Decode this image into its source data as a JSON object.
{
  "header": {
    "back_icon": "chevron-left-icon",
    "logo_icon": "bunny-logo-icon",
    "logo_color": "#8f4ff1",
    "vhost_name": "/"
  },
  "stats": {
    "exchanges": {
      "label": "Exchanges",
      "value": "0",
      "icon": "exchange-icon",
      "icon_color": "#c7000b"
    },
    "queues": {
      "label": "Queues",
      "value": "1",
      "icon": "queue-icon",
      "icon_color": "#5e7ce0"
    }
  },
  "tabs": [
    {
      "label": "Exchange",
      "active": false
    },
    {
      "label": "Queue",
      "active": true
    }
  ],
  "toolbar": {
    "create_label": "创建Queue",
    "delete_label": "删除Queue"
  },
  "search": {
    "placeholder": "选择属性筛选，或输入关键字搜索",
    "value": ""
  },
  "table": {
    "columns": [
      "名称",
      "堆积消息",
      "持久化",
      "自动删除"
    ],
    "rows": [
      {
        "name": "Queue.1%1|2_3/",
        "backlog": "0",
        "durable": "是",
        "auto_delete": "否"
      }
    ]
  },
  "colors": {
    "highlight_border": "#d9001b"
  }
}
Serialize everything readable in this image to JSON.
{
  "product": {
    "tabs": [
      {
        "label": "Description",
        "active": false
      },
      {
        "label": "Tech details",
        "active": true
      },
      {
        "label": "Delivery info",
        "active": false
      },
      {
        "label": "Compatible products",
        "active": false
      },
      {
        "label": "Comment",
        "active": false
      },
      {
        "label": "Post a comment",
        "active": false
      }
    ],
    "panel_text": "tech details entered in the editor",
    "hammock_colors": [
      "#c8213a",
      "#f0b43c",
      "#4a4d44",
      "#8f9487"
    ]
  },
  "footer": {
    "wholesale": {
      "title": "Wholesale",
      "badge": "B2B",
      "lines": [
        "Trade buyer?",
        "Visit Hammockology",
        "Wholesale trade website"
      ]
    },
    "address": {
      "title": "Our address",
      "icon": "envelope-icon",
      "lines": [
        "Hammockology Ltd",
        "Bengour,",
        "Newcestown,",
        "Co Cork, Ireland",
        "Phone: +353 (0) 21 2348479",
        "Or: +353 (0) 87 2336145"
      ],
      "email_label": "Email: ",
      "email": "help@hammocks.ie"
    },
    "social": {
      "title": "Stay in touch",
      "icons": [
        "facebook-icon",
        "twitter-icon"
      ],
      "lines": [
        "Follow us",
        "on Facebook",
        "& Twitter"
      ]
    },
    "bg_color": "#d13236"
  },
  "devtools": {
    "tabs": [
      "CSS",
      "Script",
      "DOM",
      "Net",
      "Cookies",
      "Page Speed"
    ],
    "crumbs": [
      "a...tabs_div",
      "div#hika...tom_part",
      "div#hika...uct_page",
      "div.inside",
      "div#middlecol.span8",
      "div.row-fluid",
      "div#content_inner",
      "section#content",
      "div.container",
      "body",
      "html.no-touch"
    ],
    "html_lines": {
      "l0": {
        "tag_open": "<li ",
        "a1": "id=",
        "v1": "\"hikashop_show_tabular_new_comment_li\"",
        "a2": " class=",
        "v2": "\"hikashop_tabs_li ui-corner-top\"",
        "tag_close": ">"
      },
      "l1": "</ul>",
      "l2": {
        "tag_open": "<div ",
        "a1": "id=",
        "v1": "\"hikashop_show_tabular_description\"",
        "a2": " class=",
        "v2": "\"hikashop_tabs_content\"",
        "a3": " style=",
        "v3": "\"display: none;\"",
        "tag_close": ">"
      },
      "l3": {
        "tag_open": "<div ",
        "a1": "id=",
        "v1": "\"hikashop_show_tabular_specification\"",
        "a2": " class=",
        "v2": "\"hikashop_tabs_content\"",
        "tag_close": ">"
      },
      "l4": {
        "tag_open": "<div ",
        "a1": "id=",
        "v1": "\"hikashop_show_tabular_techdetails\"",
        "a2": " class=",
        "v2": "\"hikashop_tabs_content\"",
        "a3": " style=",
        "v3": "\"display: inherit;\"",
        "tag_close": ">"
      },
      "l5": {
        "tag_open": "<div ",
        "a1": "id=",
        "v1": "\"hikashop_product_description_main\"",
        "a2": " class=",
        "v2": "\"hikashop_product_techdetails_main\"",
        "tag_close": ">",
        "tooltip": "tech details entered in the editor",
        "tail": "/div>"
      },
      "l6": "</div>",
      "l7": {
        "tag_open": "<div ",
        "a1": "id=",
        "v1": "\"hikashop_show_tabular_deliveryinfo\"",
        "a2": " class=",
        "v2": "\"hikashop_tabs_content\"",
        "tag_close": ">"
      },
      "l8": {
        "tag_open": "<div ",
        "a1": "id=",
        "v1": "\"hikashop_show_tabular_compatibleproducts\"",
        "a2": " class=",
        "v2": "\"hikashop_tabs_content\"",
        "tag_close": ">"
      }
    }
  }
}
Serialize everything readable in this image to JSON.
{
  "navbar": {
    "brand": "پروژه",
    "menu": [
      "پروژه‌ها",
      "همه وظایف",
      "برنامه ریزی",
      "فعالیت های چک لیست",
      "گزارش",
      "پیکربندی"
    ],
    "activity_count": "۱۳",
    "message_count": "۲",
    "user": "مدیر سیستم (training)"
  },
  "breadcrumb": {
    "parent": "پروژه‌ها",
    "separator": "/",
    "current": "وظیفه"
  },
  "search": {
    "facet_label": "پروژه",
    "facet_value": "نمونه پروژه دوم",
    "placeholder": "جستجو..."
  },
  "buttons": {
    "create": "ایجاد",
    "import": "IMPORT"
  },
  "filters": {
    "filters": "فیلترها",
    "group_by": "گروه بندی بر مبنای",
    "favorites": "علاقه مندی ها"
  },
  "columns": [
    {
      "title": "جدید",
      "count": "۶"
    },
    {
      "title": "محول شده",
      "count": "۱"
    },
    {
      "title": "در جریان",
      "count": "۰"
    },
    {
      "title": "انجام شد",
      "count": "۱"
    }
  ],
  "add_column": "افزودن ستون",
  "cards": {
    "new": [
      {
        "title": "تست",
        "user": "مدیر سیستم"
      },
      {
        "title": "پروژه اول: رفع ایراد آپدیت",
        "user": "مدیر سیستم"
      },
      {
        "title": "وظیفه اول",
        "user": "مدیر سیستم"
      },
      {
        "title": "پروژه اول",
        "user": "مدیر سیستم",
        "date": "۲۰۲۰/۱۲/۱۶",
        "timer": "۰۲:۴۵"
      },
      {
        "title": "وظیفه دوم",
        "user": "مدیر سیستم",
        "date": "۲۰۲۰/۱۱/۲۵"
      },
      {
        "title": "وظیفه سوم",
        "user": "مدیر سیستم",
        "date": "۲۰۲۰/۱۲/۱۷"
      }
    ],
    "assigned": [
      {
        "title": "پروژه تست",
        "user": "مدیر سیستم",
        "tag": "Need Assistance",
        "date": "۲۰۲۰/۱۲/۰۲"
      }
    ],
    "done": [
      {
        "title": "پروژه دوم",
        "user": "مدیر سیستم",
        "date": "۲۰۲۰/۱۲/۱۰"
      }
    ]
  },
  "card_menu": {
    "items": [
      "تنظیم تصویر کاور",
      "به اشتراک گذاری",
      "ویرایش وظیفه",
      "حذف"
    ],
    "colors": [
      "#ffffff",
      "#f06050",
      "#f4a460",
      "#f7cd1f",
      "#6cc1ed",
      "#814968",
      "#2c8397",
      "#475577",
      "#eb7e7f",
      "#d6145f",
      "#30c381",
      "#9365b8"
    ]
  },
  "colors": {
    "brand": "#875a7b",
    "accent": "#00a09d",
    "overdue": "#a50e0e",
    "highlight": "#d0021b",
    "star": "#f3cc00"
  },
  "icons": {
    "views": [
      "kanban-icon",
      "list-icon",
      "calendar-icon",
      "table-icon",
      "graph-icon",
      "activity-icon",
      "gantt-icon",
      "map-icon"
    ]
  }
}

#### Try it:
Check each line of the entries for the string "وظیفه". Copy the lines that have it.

#### Task result:
    "current": "وظیفه"
        "title": "وظیفه اول",
        "title": "وظیفه دوم",
        "title": "وظیفه سوم",
      "ویرایش وظیفه",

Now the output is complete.